- WHAT YOU NEED TO DO
Across the records below, how many lines contain the string "year"? Give the number by itself.

- INFORMATION SHOWN

*** Begin section ***

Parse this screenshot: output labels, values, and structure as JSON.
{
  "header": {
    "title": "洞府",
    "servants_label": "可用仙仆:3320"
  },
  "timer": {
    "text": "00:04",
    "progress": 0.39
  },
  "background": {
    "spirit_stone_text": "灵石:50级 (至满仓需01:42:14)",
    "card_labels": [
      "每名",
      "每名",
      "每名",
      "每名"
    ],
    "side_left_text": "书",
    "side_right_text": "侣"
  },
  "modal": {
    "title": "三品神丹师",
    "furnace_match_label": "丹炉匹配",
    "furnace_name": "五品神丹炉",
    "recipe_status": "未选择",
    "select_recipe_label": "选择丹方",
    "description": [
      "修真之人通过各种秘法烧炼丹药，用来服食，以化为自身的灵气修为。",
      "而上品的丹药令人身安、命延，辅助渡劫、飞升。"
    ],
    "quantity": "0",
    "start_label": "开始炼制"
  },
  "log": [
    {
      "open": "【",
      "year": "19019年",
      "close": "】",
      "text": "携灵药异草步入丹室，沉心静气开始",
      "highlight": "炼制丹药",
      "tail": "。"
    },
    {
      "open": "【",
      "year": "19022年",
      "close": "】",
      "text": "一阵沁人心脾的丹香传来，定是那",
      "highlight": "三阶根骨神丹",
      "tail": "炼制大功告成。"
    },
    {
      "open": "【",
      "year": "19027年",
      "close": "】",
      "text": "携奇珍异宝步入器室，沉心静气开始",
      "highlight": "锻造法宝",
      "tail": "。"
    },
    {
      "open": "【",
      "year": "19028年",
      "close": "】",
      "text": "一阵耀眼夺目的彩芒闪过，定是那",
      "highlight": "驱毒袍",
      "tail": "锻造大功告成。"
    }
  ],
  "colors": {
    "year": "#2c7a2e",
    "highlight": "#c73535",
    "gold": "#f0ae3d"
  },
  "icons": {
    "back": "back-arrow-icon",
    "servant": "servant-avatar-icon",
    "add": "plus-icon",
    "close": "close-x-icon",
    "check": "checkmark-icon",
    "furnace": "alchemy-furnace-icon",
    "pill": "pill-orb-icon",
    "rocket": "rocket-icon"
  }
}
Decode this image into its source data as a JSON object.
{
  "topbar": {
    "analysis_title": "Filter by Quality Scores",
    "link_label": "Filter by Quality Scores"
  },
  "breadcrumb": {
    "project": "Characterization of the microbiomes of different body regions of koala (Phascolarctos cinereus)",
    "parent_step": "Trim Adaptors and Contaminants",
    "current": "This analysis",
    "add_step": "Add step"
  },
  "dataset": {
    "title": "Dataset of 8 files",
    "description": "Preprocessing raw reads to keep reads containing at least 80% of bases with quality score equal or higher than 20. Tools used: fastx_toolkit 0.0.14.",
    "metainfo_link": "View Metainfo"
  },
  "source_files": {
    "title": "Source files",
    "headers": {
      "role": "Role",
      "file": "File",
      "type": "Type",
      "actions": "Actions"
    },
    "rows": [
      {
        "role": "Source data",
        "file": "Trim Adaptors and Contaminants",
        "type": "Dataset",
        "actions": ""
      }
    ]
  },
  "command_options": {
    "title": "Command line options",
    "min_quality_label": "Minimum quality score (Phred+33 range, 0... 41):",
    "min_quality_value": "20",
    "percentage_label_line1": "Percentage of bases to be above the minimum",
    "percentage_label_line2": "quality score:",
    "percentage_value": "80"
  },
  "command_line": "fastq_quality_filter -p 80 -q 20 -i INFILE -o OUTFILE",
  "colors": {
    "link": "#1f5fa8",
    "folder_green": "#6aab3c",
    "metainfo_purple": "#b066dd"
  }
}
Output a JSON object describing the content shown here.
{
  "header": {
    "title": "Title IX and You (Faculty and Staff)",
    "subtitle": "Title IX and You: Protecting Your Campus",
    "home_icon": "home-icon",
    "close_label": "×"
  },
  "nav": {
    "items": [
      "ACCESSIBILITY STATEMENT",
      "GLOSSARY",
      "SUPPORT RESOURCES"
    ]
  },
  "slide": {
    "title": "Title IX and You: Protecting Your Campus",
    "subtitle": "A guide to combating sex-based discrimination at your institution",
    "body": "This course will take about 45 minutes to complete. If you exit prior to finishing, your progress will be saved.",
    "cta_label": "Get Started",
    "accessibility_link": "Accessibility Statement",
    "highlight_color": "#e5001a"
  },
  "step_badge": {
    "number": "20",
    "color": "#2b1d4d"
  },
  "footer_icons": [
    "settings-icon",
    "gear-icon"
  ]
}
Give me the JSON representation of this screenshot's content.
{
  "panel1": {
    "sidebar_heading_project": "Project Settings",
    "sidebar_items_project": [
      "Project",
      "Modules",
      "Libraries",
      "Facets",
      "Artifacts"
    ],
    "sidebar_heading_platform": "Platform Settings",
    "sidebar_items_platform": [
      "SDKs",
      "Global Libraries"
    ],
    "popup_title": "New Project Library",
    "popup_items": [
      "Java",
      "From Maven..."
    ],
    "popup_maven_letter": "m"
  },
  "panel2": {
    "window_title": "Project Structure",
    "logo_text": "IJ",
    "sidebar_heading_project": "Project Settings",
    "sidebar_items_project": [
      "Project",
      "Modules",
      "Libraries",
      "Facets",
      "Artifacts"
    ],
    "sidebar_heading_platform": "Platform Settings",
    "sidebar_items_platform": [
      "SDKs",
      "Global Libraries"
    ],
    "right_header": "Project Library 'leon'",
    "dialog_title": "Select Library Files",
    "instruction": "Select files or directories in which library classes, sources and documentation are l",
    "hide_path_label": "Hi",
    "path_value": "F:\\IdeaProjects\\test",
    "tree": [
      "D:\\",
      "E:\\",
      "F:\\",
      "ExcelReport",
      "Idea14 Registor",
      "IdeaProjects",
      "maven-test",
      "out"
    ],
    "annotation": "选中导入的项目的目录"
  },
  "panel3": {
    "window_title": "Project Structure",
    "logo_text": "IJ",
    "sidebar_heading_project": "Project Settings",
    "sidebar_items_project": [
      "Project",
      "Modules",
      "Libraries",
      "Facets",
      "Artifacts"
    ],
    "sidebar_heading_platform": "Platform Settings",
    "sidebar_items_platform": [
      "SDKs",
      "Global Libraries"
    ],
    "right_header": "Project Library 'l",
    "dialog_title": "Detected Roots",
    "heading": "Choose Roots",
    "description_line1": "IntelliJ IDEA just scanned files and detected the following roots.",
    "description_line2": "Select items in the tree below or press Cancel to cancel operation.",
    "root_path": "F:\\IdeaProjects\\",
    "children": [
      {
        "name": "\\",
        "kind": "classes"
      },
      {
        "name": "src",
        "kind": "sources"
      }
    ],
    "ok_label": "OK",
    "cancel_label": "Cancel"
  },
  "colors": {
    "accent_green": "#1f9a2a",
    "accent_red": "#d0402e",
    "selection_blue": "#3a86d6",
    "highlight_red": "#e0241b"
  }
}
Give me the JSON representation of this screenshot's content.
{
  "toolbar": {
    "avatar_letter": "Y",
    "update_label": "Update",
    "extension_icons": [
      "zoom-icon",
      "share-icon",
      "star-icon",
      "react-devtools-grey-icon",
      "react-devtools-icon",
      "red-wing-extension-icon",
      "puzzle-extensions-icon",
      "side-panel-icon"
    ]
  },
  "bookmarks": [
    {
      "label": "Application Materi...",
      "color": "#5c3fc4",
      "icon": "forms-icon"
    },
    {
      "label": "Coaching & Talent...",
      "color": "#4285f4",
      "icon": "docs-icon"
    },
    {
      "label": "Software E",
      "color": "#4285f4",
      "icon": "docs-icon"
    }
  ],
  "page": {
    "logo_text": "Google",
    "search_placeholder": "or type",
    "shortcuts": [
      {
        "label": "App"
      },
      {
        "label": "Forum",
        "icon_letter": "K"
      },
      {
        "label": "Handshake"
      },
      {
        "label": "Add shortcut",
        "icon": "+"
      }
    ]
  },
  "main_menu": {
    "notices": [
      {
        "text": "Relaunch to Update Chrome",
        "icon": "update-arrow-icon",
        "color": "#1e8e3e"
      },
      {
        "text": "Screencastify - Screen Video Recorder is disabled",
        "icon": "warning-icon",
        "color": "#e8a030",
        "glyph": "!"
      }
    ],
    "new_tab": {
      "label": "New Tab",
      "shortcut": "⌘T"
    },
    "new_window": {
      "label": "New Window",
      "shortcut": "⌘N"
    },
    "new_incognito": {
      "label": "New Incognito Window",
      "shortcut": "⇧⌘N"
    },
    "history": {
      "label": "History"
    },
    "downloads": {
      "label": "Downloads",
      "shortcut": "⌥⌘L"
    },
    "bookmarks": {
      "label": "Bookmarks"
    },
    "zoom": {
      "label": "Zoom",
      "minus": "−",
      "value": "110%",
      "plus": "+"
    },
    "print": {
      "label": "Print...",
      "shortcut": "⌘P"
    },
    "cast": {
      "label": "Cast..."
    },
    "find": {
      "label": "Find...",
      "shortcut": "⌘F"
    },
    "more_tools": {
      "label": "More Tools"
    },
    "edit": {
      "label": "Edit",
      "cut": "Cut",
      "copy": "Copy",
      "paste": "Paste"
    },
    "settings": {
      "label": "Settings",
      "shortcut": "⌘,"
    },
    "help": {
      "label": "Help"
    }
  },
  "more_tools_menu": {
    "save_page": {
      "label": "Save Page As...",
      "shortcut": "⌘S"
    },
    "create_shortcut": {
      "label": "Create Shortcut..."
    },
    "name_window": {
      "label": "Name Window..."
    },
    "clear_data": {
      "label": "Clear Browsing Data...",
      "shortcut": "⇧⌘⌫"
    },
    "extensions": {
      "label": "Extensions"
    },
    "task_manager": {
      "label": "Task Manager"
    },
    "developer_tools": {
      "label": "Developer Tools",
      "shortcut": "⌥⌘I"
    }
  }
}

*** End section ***

- OUTPUT BELOW
5